CPF’s McIntosh informed me that CPF is planning to sell broodstock to Indonesia from its Homegrown Shrimp facilities in the US. While Thailand is banned from selling broodstock to Indonesia, there are no restrictions on sales from the US. According to McIntosh, CPF could well be selling around 20,000 broodstock to Indonesia by 2022. Just like CPF, API also has ambitions in Indonesia. According to Pearl, API shipped around 10,000 broodstock to Indonesia in 2020 and its clients have reordered for 2021’s crops. McIntosh argues that this proves that API’s High Vigor broodstock is a good match for Indonesian farmers that are struggling with harsh conditions. In 2021, API hopes to increase its shipments to 40,000 animals.
Image 4: API's broodstock transitioning in Indonesia
But one question remains unanswered: at whose cost will the expansion of new entrants like CPF and API come?
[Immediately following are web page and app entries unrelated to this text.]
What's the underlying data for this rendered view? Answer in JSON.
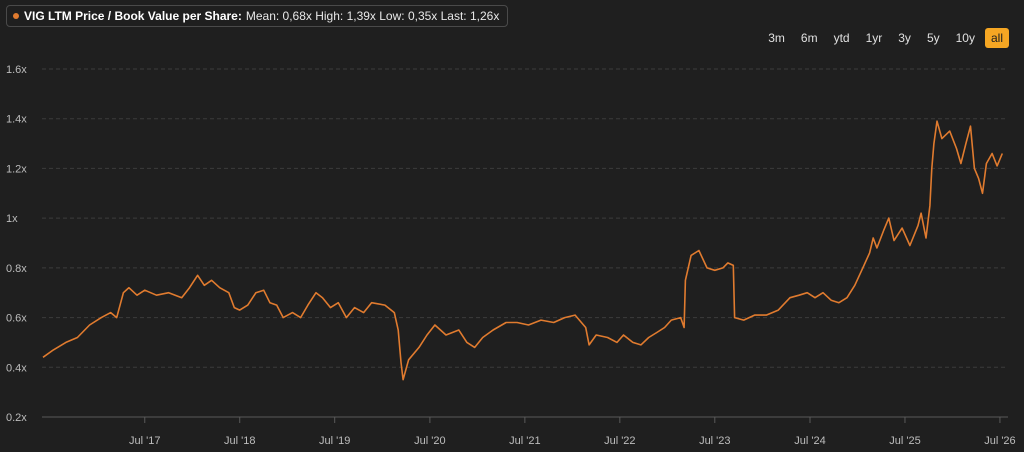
{
  "legend": {
    "series_name": "VIG LTM Price / Book Value per Share:",
    "stats": "Mean: 0,68x High: 1,39x Low: 0,35x Last: 1,26x"
  },
  "range_buttons": [
    {
      "label": "3m",
      "active": false
    },
    {
      "label": "6m",
      "active": false
    },
    {
      "label": "ytd",
      "active": false
    },
    {
      "label": "1yr",
      "active": false
    },
    {
      "label": "3y",
      "active": false
    },
    {
      "label": "5y",
      "active": false
    },
    {
      "label": "10y",
      "active": false
    },
    {
      "label": "all",
      "active": true
    }
  ],
  "colors": {
    "series": "#e07b2f",
    "background": "#1f1f1f",
    "grid": "#3c3c3c",
    "active_button": "#f5a623"
  },
  "chart_data": {
    "type": "line",
    "title": "",
    "xlabel": "",
    "ylabel": "",
    "ylim": [
      0.2,
      1.6
    ],
    "y_ticks": [
      {
        "value": 0.2,
        "label": "0.2x"
      },
      {
        "value": 0.4,
        "label": "0.4x"
      },
      {
        "value": 0.6,
        "label": "0.6x"
      },
      {
        "value": 0.8,
        "label": "0.8x"
      },
      {
        "value": 1.0,
        "label": "1x"
      },
      {
        "value": 1.2,
        "label": "1.2x"
      },
      {
        "value": 1.4,
        "label": "1.4x"
      },
      {
        "value": 1.6,
        "label": "1.6x"
      }
    ],
    "xlim": [
      "2016-06-01",
      "2026-08-01"
    ],
    "x_ticks": [
      {
        "value": "2017-07-01",
        "label": "Jul '17"
      },
      {
        "value": "2018-07-01",
        "label": "Jul '18"
      },
      {
        "value": "2019-07-01",
        "label": "Jul '19"
      },
      {
        "value": "2020-07-01",
        "label": "Jul '20"
      },
      {
        "value": "2021-07-01",
        "label": "Jul '21"
      },
      {
        "value": "2022-07-01",
        "label": "Jul '22"
      },
      {
        "value": "2023-07-01",
        "label": "Jul '23"
      },
      {
        "value": "2024-07-01",
        "label": "Jul '24"
      },
      {
        "value": "2025-07-01",
        "label": "Jul '25"
      },
      {
        "value": "2026-07-01",
        "label": "Jul '26"
      }
    ],
    "grid": true,
    "series": [
      {
        "points": [
          [
            "2016-06-05",
            0.44
          ],
          [
            "2016-07-15",
            0.47
          ],
          [
            "2016-09-01",
            0.5
          ],
          [
            "2016-10-15",
            0.52
          ],
          [
            "2016-12-01",
            0.57
          ],
          [
            "2017-01-15",
            0.6
          ],
          [
            "2017-02-20",
            0.62
          ],
          [
            "2017-03-15",
            0.6
          ],
          [
            "2017-04-10",
            0.7
          ],
          [
            "2017-05-01",
            0.72
          ],
          [
            "2017-06-01",
            0.69
          ],
          [
            "2017-07-01",
            0.71
          ],
          [
            "2017-08-15",
            0.69
          ],
          [
            "2017-10-01",
            0.7
          ],
          [
            "2017-11-20",
            0.68
          ],
          [
            "2017-12-20",
            0.72
          ],
          [
            "2018-01-20",
            0.77
          ],
          [
            "2018-02-15",
            0.73
          ],
          [
            "2018-03-15",
            0.75
          ],
          [
            "2018-04-15",
            0.72
          ],
          [
            "2018-05-20",
            0.7
          ],
          [
            "2018-06-10",
            0.64
          ],
          [
            "2018-07-01",
            0.63
          ],
          [
            "2018-08-01",
            0.65
          ],
          [
            "2018-09-01",
            0.7
          ],
          [
            "2018-10-01",
            0.71
          ],
          [
            "2018-10-25",
            0.66
          ],
          [
            "2018-11-20",
            0.65
          ],
          [
            "2018-12-15",
            0.6
          ],
          [
            "2019-01-20",
            0.62
          ],
          [
            "2019-02-20",
            0.6
          ],
          [
            "2019-03-20",
            0.65
          ],
          [
            "2019-04-20",
            0.7
          ],
          [
            "2019-05-15",
            0.68
          ],
          [
            "2019-06-15",
            0.64
          ],
          [
            "2019-07-15",
            0.66
          ],
          [
            "2019-08-15",
            0.6
          ],
          [
            "2019-09-15",
            0.64
          ],
          [
            "2019-10-20",
            0.62
          ],
          [
            "2019-11-20",
            0.66
          ],
          [
            "2020-01-10",
            0.65
          ],
          [
            "2020-02-15",
            0.62
          ],
          [
            "2020-03-01",
            0.55
          ],
          [
            "2020-03-12",
            0.42
          ],
          [
            "2020-03-20",
            0.35
          ],
          [
            "2020-04-10",
            0.43
          ],
          [
            "2020-05-20",
            0.48
          ],
          [
            "2020-06-20",
            0.53
          ],
          [
            "2020-07-20",
            0.57
          ],
          [
            "2020-09-01",
            0.53
          ],
          [
            "2020-10-20",
            0.55
          ],
          [
            "2020-11-20",
            0.5
          ],
          [
            "2020-12-20",
            0.48
          ],
          [
            "2021-01-20",
            0.52
          ],
          [
            "2021-03-01",
            0.55
          ],
          [
            "2021-04-20",
            0.58
          ],
          [
            "2021-06-01",
            0.58
          ],
          [
            "2021-07-15",
            0.57
          ],
          [
            "2021-09-01",
            0.59
          ],
          [
            "2021-10-20",
            0.58
          ],
          [
            "2021-12-01",
            0.6
          ],
          [
            "2022-01-10",
            0.61
          ],
          [
            "2022-02-20",
            0.56
          ],
          [
            "2022-03-05",
            0.49
          ],
          [
            "2022-04-01",
            0.53
          ],
          [
            "2022-05-15",
            0.52
          ],
          [
            "2022-06-20",
            0.5
          ],
          [
            "2022-07-15",
            0.53
          ],
          [
            "2022-08-20",
            0.5
          ],
          [
            "2022-09-20",
            0.49
          ],
          [
            "2022-10-20",
            0.52
          ],
          [
            "2022-11-20",
            0.54
          ],
          [
            "2022-12-20",
            0.56
          ],
          [
            "2023-01-15",
            0.59
          ],
          [
            "2023-02-20",
            0.6
          ],
          [
            "2023-03-05",
            0.56
          ],
          [
            "2023-03-10",
            0.75
          ],
          [
            "2023-04-01",
            0.85
          ],
          [
            "2023-05-01",
            0.87
          ],
          [
            "2023-06-01",
            0.8
          ],
          [
            "2023-07-01",
            0.79
          ],
          [
            "2023-08-01",
            0.8
          ],
          [
            "2023-08-20",
            0.82
          ],
          [
            "2023-09-10",
            0.81
          ],
          [
            "2023-09-15",
            0.6
          ],
          [
            "2023-10-20",
            0.59
          ],
          [
            "2023-12-01",
            0.61
          ],
          [
            "2024-01-15",
            0.61
          ],
          [
            "2024-03-01",
            0.63
          ],
          [
            "2024-04-15",
            0.68
          ],
          [
            "2024-05-20",
            0.69
          ],
          [
            "2024-06-20",
            0.7
          ],
          [
            "2024-07-20",
            0.68
          ],
          [
            "2024-08-20",
            0.7
          ],
          [
            "2024-09-20",
            0.67
          ],
          [
            "2024-10-20",
            0.66
          ],
          [
            "2024-11-20",
            0.68
          ],
          [
            "2024-12-20",
            0.73
          ],
          [
            "2025-01-20",
            0.8
          ],
          [
            "2025-02-15",
            0.86
          ],
          [
            "2025-03-01",
            0.92
          ],
          [
            "2025-03-15",
            0.88
          ],
          [
            "2025-04-10",
            0.95
          ],
          [
            "2025-04-30",
            1.0
          ],
          [
            "2025-05-20",
            0.91
          ],
          [
            "2025-06-20",
            0.96
          ],
          [
            "2025-07-20",
            0.89
          ],
          [
            "2025-08-20",
            0.97
          ],
          [
            "2025-09-01",
            1.02
          ],
          [
            "2025-09-20",
            0.92
          ],
          [
            "2025-10-05",
            1.05
          ],
          [
            "2025-10-12",
            1.2
          ],
          [
            "2025-10-20",
            1.3
          ],
          [
            "2025-11-01",
            1.39
          ],
          [
            "2025-11-20",
            1.32
          ],
          [
            "2025-12-20",
            1.35
          ],
          [
            "2026-01-15",
            1.28
          ],
          [
            "2026-02-01",
            1.22
          ],
          [
            "2026-02-20",
            1.3
          ],
          [
            "2026-03-10",
            1.37
          ],
          [
            "2026-03-25",
            1.2
          ],
          [
            "2026-04-10",
            1.16
          ],
          [
            "2026-04-25",
            1.1
          ],
          [
            "2026-05-10",
            1.22
          ],
          [
            "2026-06-01",
            1.26
          ],
          [
            "2026-06-20",
            1.21
          ],
          [
            "2026-07-10",
            1.26
          ]
        ]
      }
    ]
  }
}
Kona Bay is not likely to give up its market share in Indonesia. In October 2020, the company established PT Kona Bay Indonesia, a joint venture with JAPFA, Indonesia’s second largest shrimp hatchery operator. The new company will start broodstock multiplication in existing facilities in West Java, but will eventually move its operations to brand new facilities in North Bali. Once at scale, the company has the capacity to locally produce 100,000 broodstock annually, more than 50% of Indonesia’s total broodstock market size.
Hendrix Genetics’ Manchester told me that Kona Bay’s BMC in Indonesia, which is in addition to its facilities in Hawaii, Ecuador and Malaysia, is just the first of several that the company plans to open in Asia soon. After a significant drop in production from 2018 to 2019, Kona Bay’s broodstock sales in 2020 recovered to above 250,000 animals, and will further increase to 300,000 exported from Hawaii in 2021. On top of that, Kona Bay is also awaiting the final certification of its facilities in Malaysia, adding a capacity of 50,000 broodstock annually. All this considered, to me it seems inevitable that Kona Bay will strengthen its top three position among the world’s broodstock companies.
Improvements and diversification in genetics in terms of disease resilience, fast growth, and performance under specific conditions will provide farmers with the possibility to improve survival, shorten production cycles, and, for example, grow L. vannamei in environments where so far this has proven to be difficult. Of course, better genetics is just part of the puzzle: proper hatchery and farm management are at least as important. But with genetics in the shrimp industry only in the early stages of development, the benefits this may bring in the near future should not be underestimated.
All of the broodstock companies I’ve talked to have ambitious plans, and it is abundantly clear that competition among them will gear up in 2021. But their combined ambition in terms of numbers of broodstock may well be larger than the increase in demand that might come from actual production increases in Asia. This makes me think that there will be fierce competition among the market leaders and their smaller peers across markets and segments in realizing their ambitions. Time will indeed tell…